Happy 5775! At sundown on Sept. 24, Jews around the world will turn the page on the Jewish calendar to begin the new year, Rosh Hashanah. What starts with a feast at home will end 10 days later with a fast in the synagogue on Yom Kippur, the Day of Atonement. This time is referred to as “The Days of Awe” as Jews move between repentance and forgiveness, reflection and renewal.
Q: What do Jews celebrate on Rosh Hashanah and Yom Kippur?
A: The new year is celebrated with family and friends, but Jews are also expected to think about the meaning and direction of their lives. How could they have been better Jews? Better human beings? That comes full circle on Yom Kippur, when Jews fast for a whole day and reflect on their faults and the ways they have wronged people throughout the year.
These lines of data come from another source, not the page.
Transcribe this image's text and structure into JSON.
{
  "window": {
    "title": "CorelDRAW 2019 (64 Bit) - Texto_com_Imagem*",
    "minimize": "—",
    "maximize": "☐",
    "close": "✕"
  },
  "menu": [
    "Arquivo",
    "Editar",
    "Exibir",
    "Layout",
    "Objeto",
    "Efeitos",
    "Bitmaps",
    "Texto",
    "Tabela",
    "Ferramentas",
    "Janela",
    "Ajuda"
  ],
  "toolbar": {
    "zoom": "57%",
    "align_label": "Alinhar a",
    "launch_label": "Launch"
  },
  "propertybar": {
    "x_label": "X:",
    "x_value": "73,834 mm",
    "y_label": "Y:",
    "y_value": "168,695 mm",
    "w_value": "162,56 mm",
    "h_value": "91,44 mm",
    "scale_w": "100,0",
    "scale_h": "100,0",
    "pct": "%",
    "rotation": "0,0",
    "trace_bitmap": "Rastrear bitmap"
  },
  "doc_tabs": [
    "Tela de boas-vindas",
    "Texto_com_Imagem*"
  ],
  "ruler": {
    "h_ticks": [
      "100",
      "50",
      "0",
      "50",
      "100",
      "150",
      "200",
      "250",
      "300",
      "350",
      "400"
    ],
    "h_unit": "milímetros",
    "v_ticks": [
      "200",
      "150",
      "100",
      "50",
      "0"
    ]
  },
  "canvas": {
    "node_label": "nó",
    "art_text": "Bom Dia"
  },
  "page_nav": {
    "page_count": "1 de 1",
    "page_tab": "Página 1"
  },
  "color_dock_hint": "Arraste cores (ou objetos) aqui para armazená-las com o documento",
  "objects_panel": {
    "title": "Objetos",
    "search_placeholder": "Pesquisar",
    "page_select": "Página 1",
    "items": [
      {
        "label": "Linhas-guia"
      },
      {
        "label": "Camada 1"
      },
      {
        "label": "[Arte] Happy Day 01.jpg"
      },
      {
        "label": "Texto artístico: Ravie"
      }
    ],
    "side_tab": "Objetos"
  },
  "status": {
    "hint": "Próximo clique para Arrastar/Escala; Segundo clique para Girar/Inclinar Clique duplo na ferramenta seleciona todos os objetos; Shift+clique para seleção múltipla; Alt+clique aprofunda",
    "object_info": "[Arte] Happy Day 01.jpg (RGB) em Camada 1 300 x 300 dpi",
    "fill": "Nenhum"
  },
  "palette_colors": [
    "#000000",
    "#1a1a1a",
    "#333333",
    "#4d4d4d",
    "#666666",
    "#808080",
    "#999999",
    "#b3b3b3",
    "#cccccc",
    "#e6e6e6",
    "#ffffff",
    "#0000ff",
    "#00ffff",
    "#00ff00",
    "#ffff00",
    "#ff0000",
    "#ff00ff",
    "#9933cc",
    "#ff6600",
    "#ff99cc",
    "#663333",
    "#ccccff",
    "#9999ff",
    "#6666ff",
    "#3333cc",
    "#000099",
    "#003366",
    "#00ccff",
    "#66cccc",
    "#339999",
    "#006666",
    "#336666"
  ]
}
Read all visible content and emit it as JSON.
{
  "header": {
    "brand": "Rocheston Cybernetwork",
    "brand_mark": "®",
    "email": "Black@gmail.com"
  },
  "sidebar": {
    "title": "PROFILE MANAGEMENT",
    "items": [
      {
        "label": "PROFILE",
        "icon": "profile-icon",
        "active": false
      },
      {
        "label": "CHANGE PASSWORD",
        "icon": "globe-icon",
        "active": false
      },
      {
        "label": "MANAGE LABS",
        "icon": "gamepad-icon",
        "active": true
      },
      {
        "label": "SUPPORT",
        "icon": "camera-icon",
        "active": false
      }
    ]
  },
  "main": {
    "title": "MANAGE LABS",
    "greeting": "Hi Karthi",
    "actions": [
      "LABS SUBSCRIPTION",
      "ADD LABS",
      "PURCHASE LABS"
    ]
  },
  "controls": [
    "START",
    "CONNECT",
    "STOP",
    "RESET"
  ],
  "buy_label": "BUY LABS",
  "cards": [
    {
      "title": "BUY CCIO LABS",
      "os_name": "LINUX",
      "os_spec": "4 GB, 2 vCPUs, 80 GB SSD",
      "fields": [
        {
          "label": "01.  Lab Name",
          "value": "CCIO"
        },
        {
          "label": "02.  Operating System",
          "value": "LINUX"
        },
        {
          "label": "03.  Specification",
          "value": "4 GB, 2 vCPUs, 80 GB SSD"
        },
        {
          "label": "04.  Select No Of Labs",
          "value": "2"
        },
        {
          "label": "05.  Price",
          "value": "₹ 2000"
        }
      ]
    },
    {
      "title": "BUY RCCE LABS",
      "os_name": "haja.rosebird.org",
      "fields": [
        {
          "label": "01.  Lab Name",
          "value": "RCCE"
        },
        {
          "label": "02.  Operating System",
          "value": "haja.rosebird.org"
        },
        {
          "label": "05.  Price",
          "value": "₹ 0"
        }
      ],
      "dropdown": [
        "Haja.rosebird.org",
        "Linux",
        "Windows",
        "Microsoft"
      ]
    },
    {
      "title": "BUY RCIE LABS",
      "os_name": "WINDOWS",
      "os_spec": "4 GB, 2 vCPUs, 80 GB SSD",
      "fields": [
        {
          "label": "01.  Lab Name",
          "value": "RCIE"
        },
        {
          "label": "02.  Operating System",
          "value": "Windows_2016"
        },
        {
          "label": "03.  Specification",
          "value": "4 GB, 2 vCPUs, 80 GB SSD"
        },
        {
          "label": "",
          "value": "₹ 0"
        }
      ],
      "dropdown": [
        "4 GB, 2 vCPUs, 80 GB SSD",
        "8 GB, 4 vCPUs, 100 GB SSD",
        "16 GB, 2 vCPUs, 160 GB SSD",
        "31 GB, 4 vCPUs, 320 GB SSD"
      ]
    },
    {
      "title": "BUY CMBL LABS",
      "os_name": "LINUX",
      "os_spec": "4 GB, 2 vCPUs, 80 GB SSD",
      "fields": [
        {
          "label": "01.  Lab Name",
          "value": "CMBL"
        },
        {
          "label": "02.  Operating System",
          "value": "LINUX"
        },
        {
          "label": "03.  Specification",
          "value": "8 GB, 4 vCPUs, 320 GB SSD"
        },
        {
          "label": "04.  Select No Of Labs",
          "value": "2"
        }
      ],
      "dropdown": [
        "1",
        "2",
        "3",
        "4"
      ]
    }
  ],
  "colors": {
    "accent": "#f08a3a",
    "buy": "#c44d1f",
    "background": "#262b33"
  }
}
It is a holiday for making amends, for seeking and giving forgiveness.
Q: Well, ain’t that a party? Sign me up. KIDDING!